======== DATASET RECORDS

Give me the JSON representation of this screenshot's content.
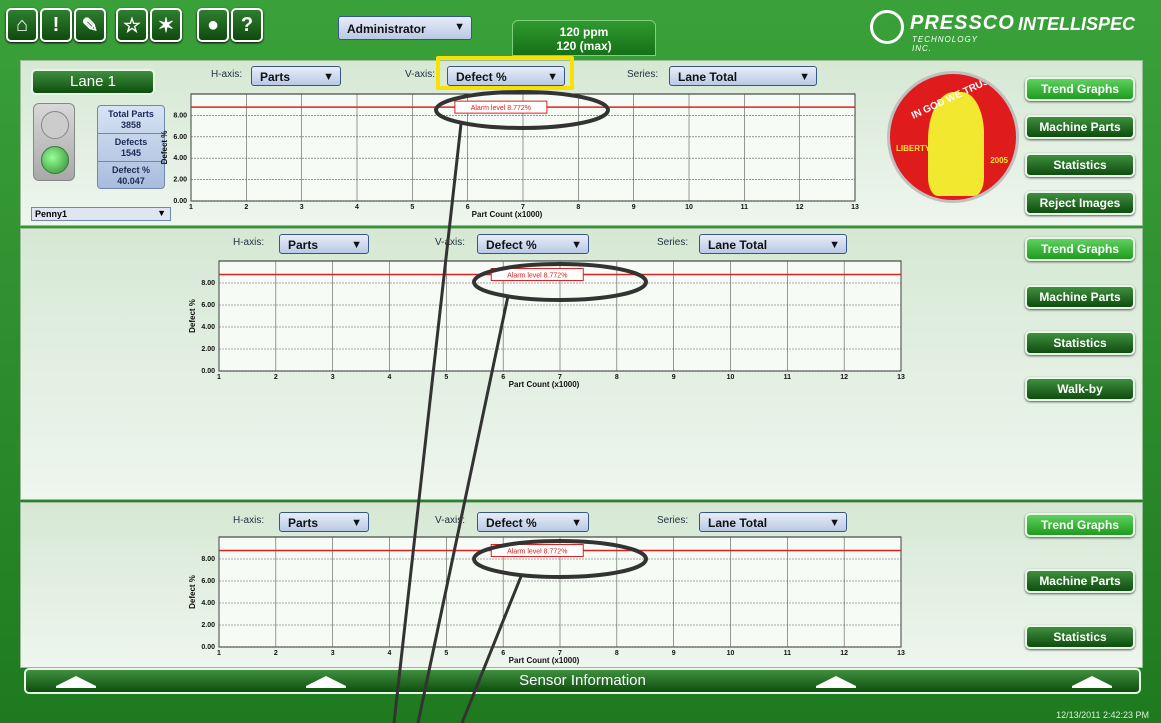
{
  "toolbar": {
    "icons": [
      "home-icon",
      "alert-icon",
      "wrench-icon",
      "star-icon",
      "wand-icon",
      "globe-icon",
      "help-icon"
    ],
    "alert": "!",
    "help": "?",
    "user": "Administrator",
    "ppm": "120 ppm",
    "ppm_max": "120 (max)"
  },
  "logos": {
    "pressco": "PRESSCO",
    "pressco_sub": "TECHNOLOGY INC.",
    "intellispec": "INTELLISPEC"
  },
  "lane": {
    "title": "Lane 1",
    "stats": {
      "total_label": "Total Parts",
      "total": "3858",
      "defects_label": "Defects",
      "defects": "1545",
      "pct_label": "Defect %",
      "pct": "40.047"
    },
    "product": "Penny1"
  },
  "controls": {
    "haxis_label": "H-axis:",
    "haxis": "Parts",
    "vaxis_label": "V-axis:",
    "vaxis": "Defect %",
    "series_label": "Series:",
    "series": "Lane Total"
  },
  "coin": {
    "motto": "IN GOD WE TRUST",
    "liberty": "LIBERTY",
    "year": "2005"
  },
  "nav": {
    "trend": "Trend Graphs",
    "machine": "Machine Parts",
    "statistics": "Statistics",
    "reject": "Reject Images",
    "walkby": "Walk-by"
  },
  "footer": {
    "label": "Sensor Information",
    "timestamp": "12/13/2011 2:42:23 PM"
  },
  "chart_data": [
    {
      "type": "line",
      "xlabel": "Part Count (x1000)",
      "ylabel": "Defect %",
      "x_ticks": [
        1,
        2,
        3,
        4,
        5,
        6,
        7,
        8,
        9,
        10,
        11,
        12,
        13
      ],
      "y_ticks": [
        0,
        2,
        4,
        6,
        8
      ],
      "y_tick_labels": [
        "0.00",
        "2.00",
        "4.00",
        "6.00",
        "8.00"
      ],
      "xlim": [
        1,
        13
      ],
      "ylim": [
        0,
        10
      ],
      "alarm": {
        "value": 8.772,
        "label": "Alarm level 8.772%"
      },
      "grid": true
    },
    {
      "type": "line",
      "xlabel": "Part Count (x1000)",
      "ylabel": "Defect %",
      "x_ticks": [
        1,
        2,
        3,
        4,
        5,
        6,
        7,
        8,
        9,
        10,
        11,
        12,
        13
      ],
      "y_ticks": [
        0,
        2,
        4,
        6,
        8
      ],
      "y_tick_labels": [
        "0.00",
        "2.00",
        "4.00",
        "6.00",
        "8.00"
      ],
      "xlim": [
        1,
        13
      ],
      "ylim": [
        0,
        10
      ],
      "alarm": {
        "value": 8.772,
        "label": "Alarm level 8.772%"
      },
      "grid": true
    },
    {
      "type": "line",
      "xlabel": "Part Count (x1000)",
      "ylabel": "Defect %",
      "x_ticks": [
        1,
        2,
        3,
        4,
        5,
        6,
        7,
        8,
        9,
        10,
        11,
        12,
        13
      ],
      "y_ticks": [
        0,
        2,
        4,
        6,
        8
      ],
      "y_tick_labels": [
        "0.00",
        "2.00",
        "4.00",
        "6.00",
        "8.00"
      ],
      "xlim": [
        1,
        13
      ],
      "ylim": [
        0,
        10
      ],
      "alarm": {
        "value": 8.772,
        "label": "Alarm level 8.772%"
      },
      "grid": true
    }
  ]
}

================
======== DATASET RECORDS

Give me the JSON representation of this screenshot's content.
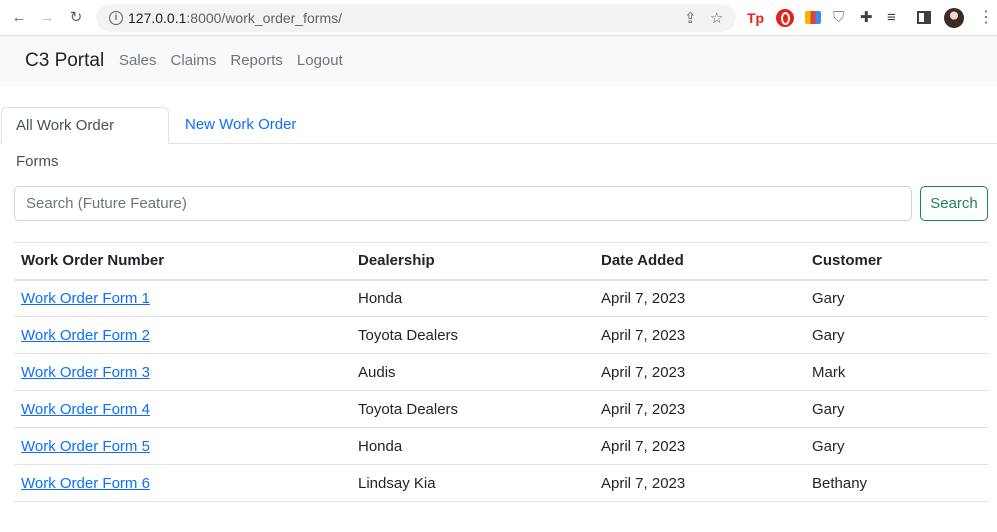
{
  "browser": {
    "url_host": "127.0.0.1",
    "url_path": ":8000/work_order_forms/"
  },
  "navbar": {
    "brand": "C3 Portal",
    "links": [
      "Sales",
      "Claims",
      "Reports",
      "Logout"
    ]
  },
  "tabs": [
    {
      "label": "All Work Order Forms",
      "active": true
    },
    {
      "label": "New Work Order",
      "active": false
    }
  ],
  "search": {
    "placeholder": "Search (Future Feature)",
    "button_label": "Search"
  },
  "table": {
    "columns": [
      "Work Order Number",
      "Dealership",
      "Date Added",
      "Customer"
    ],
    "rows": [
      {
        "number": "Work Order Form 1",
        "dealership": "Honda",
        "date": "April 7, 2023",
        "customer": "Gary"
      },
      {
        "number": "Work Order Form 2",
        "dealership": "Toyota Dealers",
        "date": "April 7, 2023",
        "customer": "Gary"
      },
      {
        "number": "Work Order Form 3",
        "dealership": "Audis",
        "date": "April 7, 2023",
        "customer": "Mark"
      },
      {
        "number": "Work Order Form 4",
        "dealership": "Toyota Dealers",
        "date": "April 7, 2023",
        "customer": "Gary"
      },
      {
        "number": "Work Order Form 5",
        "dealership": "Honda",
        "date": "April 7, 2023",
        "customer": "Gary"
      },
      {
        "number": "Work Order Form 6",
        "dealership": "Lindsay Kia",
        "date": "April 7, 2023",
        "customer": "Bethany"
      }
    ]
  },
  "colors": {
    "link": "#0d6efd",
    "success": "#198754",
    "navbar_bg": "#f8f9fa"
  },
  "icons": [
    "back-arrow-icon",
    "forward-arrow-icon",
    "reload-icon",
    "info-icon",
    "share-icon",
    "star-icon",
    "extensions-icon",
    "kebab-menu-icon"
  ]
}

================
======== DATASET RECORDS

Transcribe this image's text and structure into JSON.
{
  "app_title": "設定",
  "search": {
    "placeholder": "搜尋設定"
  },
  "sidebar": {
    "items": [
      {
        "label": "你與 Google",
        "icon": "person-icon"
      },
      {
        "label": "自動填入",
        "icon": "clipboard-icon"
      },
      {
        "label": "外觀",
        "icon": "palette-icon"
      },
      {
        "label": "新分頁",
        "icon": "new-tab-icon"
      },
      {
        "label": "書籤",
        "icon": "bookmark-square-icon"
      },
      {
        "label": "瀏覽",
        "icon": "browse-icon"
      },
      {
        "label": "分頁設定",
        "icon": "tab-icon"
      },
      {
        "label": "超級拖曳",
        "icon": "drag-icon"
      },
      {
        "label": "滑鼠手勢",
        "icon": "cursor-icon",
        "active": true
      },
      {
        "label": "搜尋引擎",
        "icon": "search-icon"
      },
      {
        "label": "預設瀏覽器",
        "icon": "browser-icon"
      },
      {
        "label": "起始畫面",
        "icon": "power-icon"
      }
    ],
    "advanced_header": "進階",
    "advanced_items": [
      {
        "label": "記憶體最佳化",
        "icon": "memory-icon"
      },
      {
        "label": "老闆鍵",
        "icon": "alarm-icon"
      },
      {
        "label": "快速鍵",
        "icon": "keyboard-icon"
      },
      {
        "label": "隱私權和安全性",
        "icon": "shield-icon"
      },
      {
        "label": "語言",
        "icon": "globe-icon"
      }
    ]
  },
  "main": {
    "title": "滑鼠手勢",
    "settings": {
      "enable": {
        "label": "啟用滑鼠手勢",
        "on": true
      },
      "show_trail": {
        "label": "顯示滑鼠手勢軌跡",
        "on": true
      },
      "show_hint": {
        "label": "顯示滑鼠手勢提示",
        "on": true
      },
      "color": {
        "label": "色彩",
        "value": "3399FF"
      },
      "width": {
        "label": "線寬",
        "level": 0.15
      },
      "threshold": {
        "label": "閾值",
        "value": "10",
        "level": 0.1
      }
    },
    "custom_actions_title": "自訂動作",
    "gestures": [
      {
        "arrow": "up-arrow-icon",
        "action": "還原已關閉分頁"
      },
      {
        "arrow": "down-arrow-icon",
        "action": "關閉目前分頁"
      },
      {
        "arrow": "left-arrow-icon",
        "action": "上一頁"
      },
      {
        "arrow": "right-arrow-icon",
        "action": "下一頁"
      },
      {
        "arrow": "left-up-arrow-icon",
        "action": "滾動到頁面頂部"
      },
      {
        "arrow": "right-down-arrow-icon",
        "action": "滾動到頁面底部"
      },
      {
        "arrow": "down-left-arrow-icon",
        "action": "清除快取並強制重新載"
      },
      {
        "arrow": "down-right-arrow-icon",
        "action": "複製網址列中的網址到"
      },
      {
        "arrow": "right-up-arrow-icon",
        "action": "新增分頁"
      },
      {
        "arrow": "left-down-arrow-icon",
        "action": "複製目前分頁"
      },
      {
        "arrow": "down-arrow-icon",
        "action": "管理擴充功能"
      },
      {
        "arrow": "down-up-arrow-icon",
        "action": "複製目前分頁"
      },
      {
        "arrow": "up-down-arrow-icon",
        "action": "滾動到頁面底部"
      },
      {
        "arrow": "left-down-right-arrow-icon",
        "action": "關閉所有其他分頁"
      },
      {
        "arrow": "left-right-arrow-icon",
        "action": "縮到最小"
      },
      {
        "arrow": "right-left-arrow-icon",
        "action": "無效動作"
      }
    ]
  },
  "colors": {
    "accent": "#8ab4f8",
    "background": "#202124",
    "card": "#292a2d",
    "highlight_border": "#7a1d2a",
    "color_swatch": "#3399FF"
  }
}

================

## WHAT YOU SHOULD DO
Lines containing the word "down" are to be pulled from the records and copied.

## YOUR RESPONSE
        "arrow": "down-arrow-icon",
        "arrow": "right-down-arrow-icon",
        "arrow": "down-left-arrow-icon",
        "arrow": "down-right-arrow-icon",
        "arrow": "left-down-arrow-icon",
        "arrow": "down-arrow-icon",
        "arrow": "down-up-arrow-icon",
        "arrow": "up-down-arrow-icon",
        "arrow": "left-down-right-arrow-icon",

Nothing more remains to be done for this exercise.